- **WHAT IS BEING ASKED**
Your result will be the set of lines with "title", copied from the material below.

- **RECORDS PROVIDED**

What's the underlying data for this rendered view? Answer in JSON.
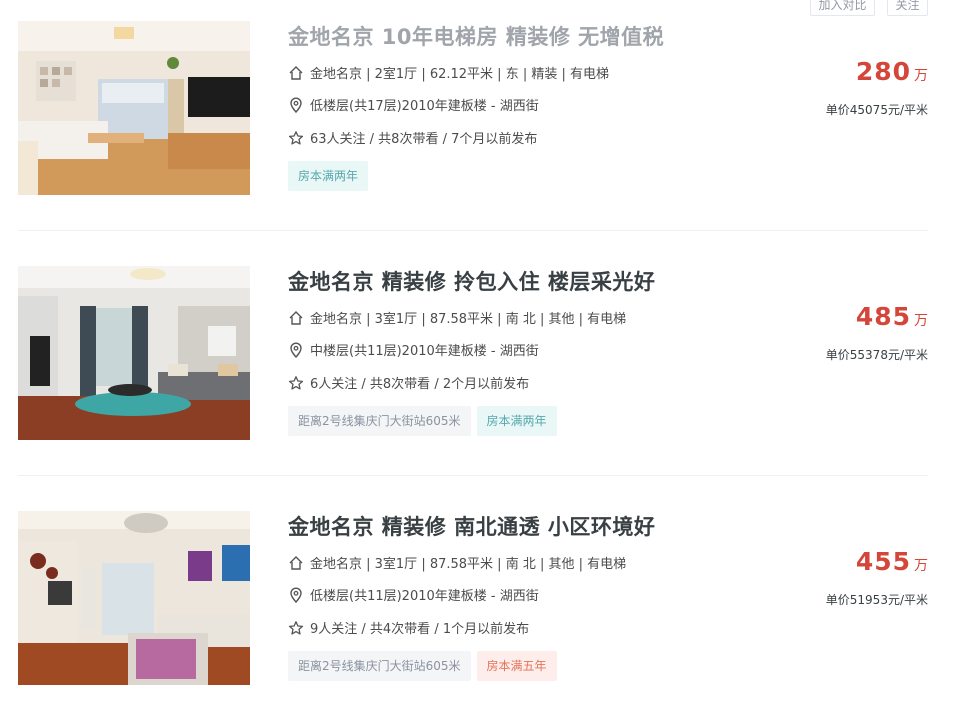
{
  "top_actions": {
    "compare_label": "加入对比",
    "follow_label": "关注"
  },
  "listings": [
    {
      "title": "金地名京 10年电梯房 精装修 无增值税",
      "house_info": "金地名京 | 2室1厅 | 62.12平米 | 东 | 精装 | 有电梯",
      "position_info": "低楼层(共17层)2010年建板楼 - 湖西街",
      "follow_info": "63人关注 / 共8次带看 / 7个月以前发布",
      "tags": [
        {
          "label": "房本满两年",
          "style": "teal"
        }
      ],
      "price": "280",
      "price_unit": "万",
      "unit_price": "单价45075元/平米"
    },
    {
      "title": "金地名京 精装修 拎包入住 楼层采光好",
      "house_info": "金地名京 | 3室1厅 | 87.58平米 | 南 北 | 其他 | 有电梯",
      "position_info": "中楼层(共11层)2010年建板楼 - 湖西街",
      "follow_info": "6人关注 / 共8次带看 / 2个月以前发布",
      "tags": [
        {
          "label": "距离2号线集庆门大街站605米",
          "style": "gray"
        },
        {
          "label": "房本满两年",
          "style": "teal"
        }
      ],
      "price": "485",
      "price_unit": "万",
      "unit_price": "单价55378元/平米"
    },
    {
      "title": "金地名京 精装修 南北通透 小区环境好",
      "house_info": "金地名京 | 3室1厅 | 87.58平米 | 南 北 | 其他 | 有电梯",
      "position_info": "低楼层(共11层)2010年建板楼 - 湖西街",
      "follow_info": "9人关注 / 共4次带看 / 1个月以前发布",
      "tags": [
        {
          "label": "距离2号线集庆门大街站605米",
          "style": "gray"
        },
        {
          "label": "房本满五年",
          "style": "pink"
        }
      ],
      "price": "455",
      "price_unit": "万",
      "unit_price": "单价51953元/平米"
    }
  ],
  "icons": {
    "house": "house-icon",
    "location": "location-pin-icon",
    "star": "star-icon"
  },
  "colors": {
    "price": "#d4453a",
    "tag_teal": "#55a8ae",
    "tag_pink": "#e5735a",
    "title": "#394043"
  }
}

- **SOLUTION TO THIS PROBLEM**
      "title": "金地名京 10年电梯房 精装修 无增值税",
      "title": "金地名京 精装修 拎包入住 楼层采光好",
      "title": "金地名京 精装修 南北通透 小区环境好",
    "title": "#394043"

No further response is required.